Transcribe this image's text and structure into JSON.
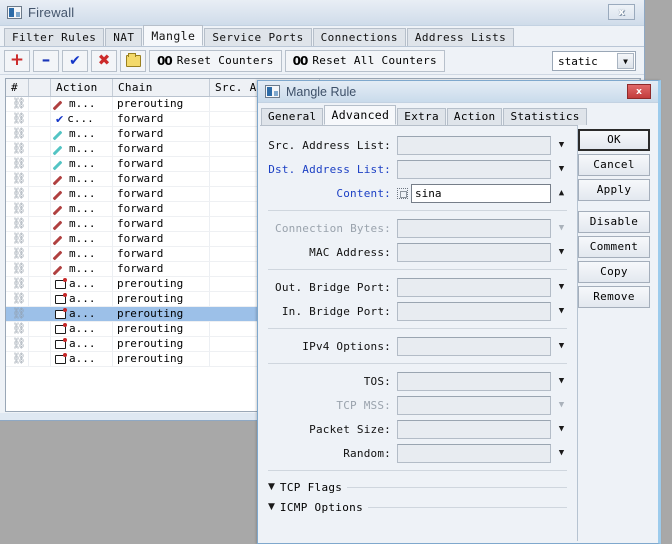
{
  "firewall": {
    "title": "Firewall",
    "window_icon": "window-icon",
    "close_label": "x",
    "tabs": [
      {
        "label": "Filter Rules",
        "active": false
      },
      {
        "label": "NAT",
        "active": false
      },
      {
        "label": "Mangle",
        "active": true
      },
      {
        "label": "Service Ports",
        "active": false
      },
      {
        "label": "Connections",
        "active": false
      },
      {
        "label": "Address Lists",
        "active": false
      }
    ],
    "toolbar": {
      "add_label": "+",
      "remove_label": "–",
      "enable_label": "✔",
      "disable_label": "✖",
      "comment_label": "folder-icon",
      "reset_counters_label": "Reset Counters",
      "reset_all_counters_label": "Reset All Counters",
      "counter_icon_label": "00"
    },
    "filter_select": {
      "value": "static",
      "arrow": "▼"
    },
    "table": {
      "columns": [
        "#",
        "",
        "Action",
        "Chain",
        "Src. Address",
        ""
      ],
      "rows": [
        {
          "num": "",
          "icon": "pencil-red",
          "action": "m...",
          "chain": "prerouting",
          "src": "",
          "selected": false
        },
        {
          "num": "",
          "icon": "check-blue",
          "action": "c...",
          "chain": "forward",
          "src": "",
          "selected": false
        },
        {
          "num": "",
          "icon": "pencil-teal",
          "action": "m...",
          "chain": "forward",
          "src": "",
          "selected": false
        },
        {
          "num": "",
          "icon": "pencil-teal",
          "action": "m...",
          "chain": "forward",
          "src": "",
          "selected": false
        },
        {
          "num": "",
          "icon": "pencil-teal",
          "action": "m...",
          "chain": "forward",
          "src": "",
          "selected": false
        },
        {
          "num": "",
          "icon": "pencil-red",
          "action": "m...",
          "chain": "forward",
          "src": "",
          "selected": false
        },
        {
          "num": "",
          "icon": "pencil-red",
          "action": "m...",
          "chain": "forward",
          "src": "",
          "selected": false
        },
        {
          "num": "",
          "icon": "pencil-red",
          "action": "m...",
          "chain": "forward",
          "src": "",
          "selected": false
        },
        {
          "num": "",
          "icon": "pencil-red",
          "action": "m...",
          "chain": "forward",
          "src": "",
          "selected": false
        },
        {
          "num": "",
          "icon": "pencil-red",
          "action": "m...",
          "chain": "forward",
          "src": "",
          "selected": false
        },
        {
          "num": "",
          "icon": "pencil-red",
          "action": "m...",
          "chain": "forward",
          "src": "",
          "selected": false
        },
        {
          "num": "",
          "icon": "pencil-red",
          "action": "m...",
          "chain": "forward",
          "src": "",
          "selected": false
        },
        {
          "num": "",
          "icon": "mark",
          "action": "a...",
          "chain": "prerouting",
          "src": "",
          "selected": false
        },
        {
          "num": "",
          "icon": "mark",
          "action": "a...",
          "chain": "prerouting",
          "src": "",
          "selected": false
        },
        {
          "num": "",
          "icon": "mark",
          "action": "a...",
          "chain": "prerouting",
          "src": "",
          "selected": true
        },
        {
          "num": "",
          "icon": "mark",
          "action": "a...",
          "chain": "prerouting",
          "src": "",
          "selected": false
        },
        {
          "num": "",
          "icon": "mark",
          "action": "a...",
          "chain": "prerouting",
          "src": "",
          "selected": false
        },
        {
          "num": "",
          "icon": "mark",
          "action": "a...",
          "chain": "prerouting",
          "src": "",
          "selected": false
        }
      ]
    }
  },
  "dialog": {
    "title": "Mangle Rule",
    "close_label": "x",
    "tabs": [
      {
        "label": "General",
        "active": false
      },
      {
        "label": "Advanced",
        "active": true
      },
      {
        "label": "Extra",
        "active": false
      },
      {
        "label": "Action",
        "active": false
      },
      {
        "label": "Statistics",
        "active": false
      }
    ],
    "fields": [
      {
        "label": "Src. Address List:",
        "value": "",
        "state": "normal",
        "control": "dropdown",
        "arrow": "▼"
      },
      {
        "label": "Dst. Address List:",
        "value": "",
        "state": "blue",
        "control": "dropdown",
        "arrow": "▼"
      },
      {
        "label": "Content:",
        "value": "sina",
        "state": "blue",
        "control": "text-checkbox",
        "arrow": "▲"
      },
      {
        "label": "Connection Bytes:",
        "value": "",
        "state": "disabled",
        "control": "dropdown",
        "arrow": "▼"
      },
      {
        "label": "MAC Address:",
        "value": "",
        "state": "normal",
        "control": "dropdown",
        "arrow": "▼"
      },
      {
        "label": "Out. Bridge Port:",
        "value": "",
        "state": "normal",
        "control": "dropdown",
        "arrow": "▼"
      },
      {
        "label": "In. Bridge Port:",
        "value": "",
        "state": "normal",
        "control": "dropdown",
        "arrow": "▼"
      },
      {
        "label": "IPv4 Options:",
        "value": "",
        "state": "normal",
        "control": "dropdown",
        "arrow": "▼"
      },
      {
        "label": "TOS:",
        "value": "",
        "state": "normal",
        "control": "dropdown",
        "arrow": "▼"
      },
      {
        "label": "TCP MSS:",
        "value": "",
        "state": "disabled",
        "control": "dropdown",
        "arrow": "▼"
      },
      {
        "label": "Packet Size:",
        "value": "",
        "state": "normal",
        "control": "dropdown",
        "arrow": "▼"
      },
      {
        "label": "Random:",
        "value": "",
        "state": "normal",
        "control": "dropdown",
        "arrow": "▼"
      }
    ],
    "collapsibles": [
      {
        "label": "TCP Flags",
        "arrow": "▼"
      },
      {
        "label": "ICMP Options",
        "arrow": "▼"
      }
    ],
    "buttons": [
      {
        "label": "OK",
        "primary": true,
        "gap": false
      },
      {
        "label": "Cancel",
        "primary": false,
        "gap": false
      },
      {
        "label": "Apply",
        "primary": false,
        "gap": false
      },
      {
        "label": "Disable",
        "primary": false,
        "gap": true
      },
      {
        "label": "Comment",
        "primary": false,
        "gap": false
      },
      {
        "label": "Copy",
        "primary": false,
        "gap": false
      },
      {
        "label": "Remove",
        "primary": false,
        "gap": false
      }
    ]
  },
  "colors": {
    "accent_blue": "#1b3fc4",
    "selection": "#9cc0e8",
    "window_bg": "#eef2f7",
    "desktop": "#a8a8a8",
    "close_red": "#c33c3c"
  }
}
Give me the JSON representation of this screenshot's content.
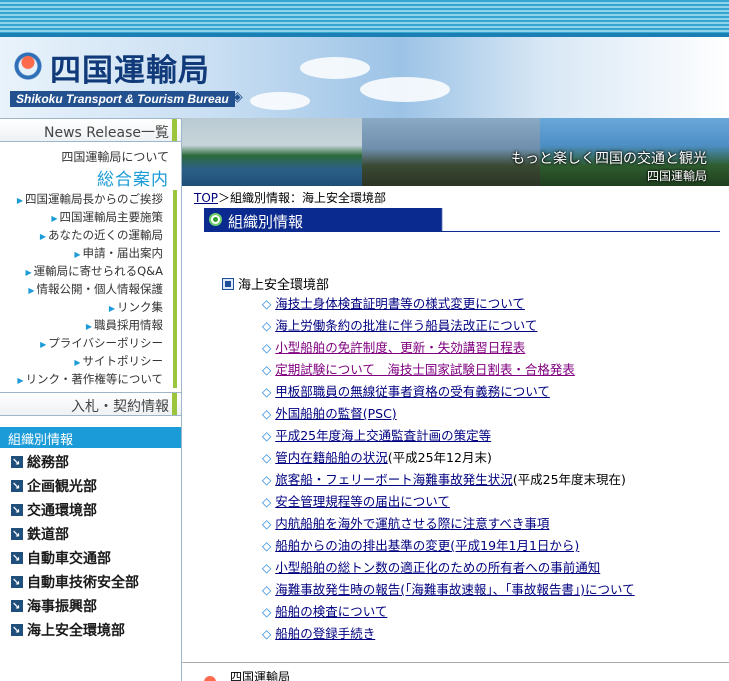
{
  "header": {
    "title": "四国運輸局",
    "subtitle": "Shikoku Transport & Tourism Bureau"
  },
  "banner_photos": {
    "tagline": "もっと楽しく四国の交通と観光",
    "tagline_org": "四国運輸局"
  },
  "sidebar": {
    "news_release": "News Release一覧",
    "about_small": "四国運輸局について",
    "about_big": "総合案内",
    "menu": [
      "四国運輸局長からのご挨拶",
      "四国運輸局主要施策",
      "あなたの近くの運輸局",
      "申請・届出案内",
      "運輸局に寄せられるQ&A",
      "情報公開・個人情報保護",
      "リンク集",
      "職員採用情報",
      "プライバシーポリシー",
      "サイトポリシー",
      "リンク・著作権等について"
    ],
    "bids": "入札・契約情報",
    "org_head": "組織別情報",
    "org_items": [
      "総務部",
      "企画観光部",
      "交通環境部",
      "鉄道部",
      "自動車交通部",
      "自動車技術安全部",
      "海事振興部",
      "海上安全環境部"
    ]
  },
  "breadcrumb": {
    "top": "TOP",
    "sep": "＞",
    "current": "組織別情報：海上安全環境部"
  },
  "section": {
    "title": "組織別情報"
  },
  "department": {
    "name": "海上安全環境部",
    "links": [
      {
        "text": "海技士身体検査証明書等の様式変更について",
        "note": ""
      },
      {
        "text": "海上労働条約の批准に伴う船員法改正について",
        "note": ""
      },
      {
        "text": "小型船舶の免許制度、更新・失効講習日程表",
        "note": ""
      },
      {
        "text": "定期試験について　海技士国家試験日割表・合格発表",
        "note": ""
      },
      {
        "text": "甲板部職員の無線従事者資格の受有義務について",
        "note": ""
      },
      {
        "text": "外国船舶の監督(PSC)",
        "note": ""
      },
      {
        "text": "平成25年度海上交通監査計画の策定等",
        "note": ""
      },
      {
        "text": "管内在籍船舶の状況",
        "note": "(平成25年12月末)"
      },
      {
        "text": "旅客船・フェリーボート海難事故発生状況",
        "note": "(平成25年度末現在)"
      },
      {
        "text": "安全管理規程等の届出について",
        "note": ""
      },
      {
        "text": "内航船舶を海外で運航させる際に注意すべき事項",
        "note": ""
      },
      {
        "text": "船舶からの油の排出基準の変更(平成19年1月1日から)",
        "note": ""
      },
      {
        "text": "小型船舶の総トン数の適正化のための所有者への事前通知",
        "note": ""
      },
      {
        "text": "海難事故発生時の報告(「海難事故速報」、「事故報告書」)について",
        "note": ""
      },
      {
        "text": "船舶の検査について",
        "note": ""
      },
      {
        "text": "船舶の登録手続き",
        "note": ""
      }
    ]
  },
  "footer": {
    "org": "四国運輸局"
  },
  "colors": {
    "accent": "#1b9bd7",
    "navy": "#0a2a8f",
    "green": "#9bc53d",
    "link": "#000080"
  }
}
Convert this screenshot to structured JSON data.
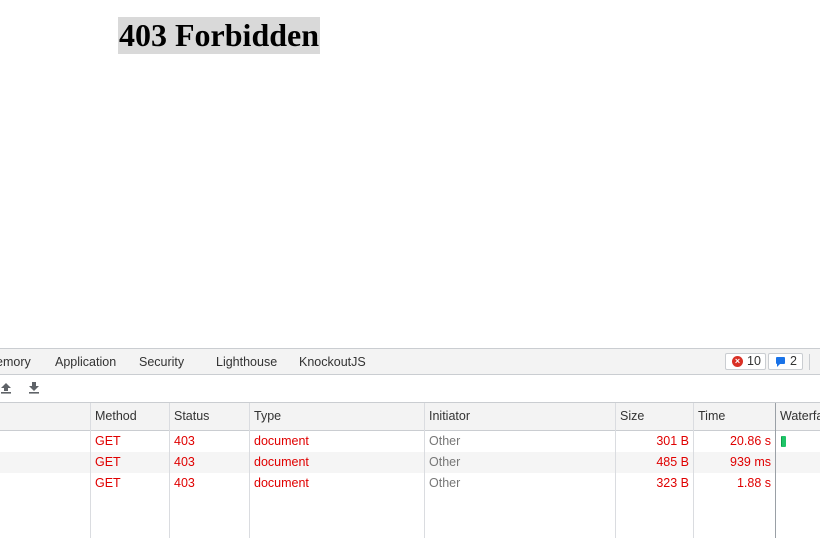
{
  "page": {
    "heading": "403 Forbidden"
  },
  "devtools": {
    "tabs": [
      "emory",
      "Application",
      "Security",
      "Lighthouse",
      "KnockoutJS"
    ],
    "errors_count": "10",
    "messages_count": "2",
    "toolbar_icons": [
      "upload-har-icon",
      "download-har-icon"
    ],
    "columns": [
      "Method",
      "Status",
      "Type",
      "Initiator",
      "Size",
      "Time",
      "Waterfa"
    ],
    "rows": [
      {
        "method": "GET",
        "status": "403",
        "type": "document",
        "initiator": "Other",
        "size": "301 B",
        "time": "20.86 s"
      },
      {
        "method": "GET",
        "status": "403",
        "type": "document",
        "initiator": "Other",
        "size": "485 B",
        "time": "939 ms"
      },
      {
        "method": "GET",
        "status": "403",
        "type": "document",
        "initiator": "Other",
        "size": "323 B",
        "time": "1.88 s"
      }
    ],
    "colors": {
      "error_text": "#e00000",
      "waterfall_bar": "#1fc468",
      "error_badge": "#d93025",
      "message_badge": "#1a73e8"
    }
  }
}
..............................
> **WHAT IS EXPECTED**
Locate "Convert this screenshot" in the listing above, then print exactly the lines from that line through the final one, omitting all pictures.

> **RESPONSE BELOW**
Convert this screenshot to structured JSON data.
{
  "page": {
    "heading": "403 Forbidden"
  },
  "devtools": {
    "tabs": [
      "emory",
      "Application",
      "Security",
      "Lighthouse",
      "KnockoutJS"
    ],
    "errors_count": "10",
    "messages_count": "2",
    "toolbar_icons": [
      "upload-har-icon",
      "download-har-icon"
    ],
    "columns": [
      "Method",
      "Status",
      "Type",
      "Initiator",
      "Size",
      "Time",
      "Waterfa"
    ],
    "rows": [
      {
        "method": "GET",
        "status": "403",
        "type": "document",
        "initiator": "Other",
        "size": "301 B",
        "time": "20.86 s"
      },
      {
        "method": "GET",
        "status": "403",
        "type": "document",
        "initiator": "Other",
        "size": "485 B",
        "time": "939 ms"
      },
      {
        "method": "GET",
        "status": "403",
        "type": "document",
        "initiator": "Other",
        "size": "323 B",
        "time": "1.88 s"
      }
    ],
    "colors": {
      "error_text": "#e00000",
      "waterfall_bar": "#1fc468",
      "error_badge": "#d93025",
      "message_badge": "#1a73e8"
    }
  }
}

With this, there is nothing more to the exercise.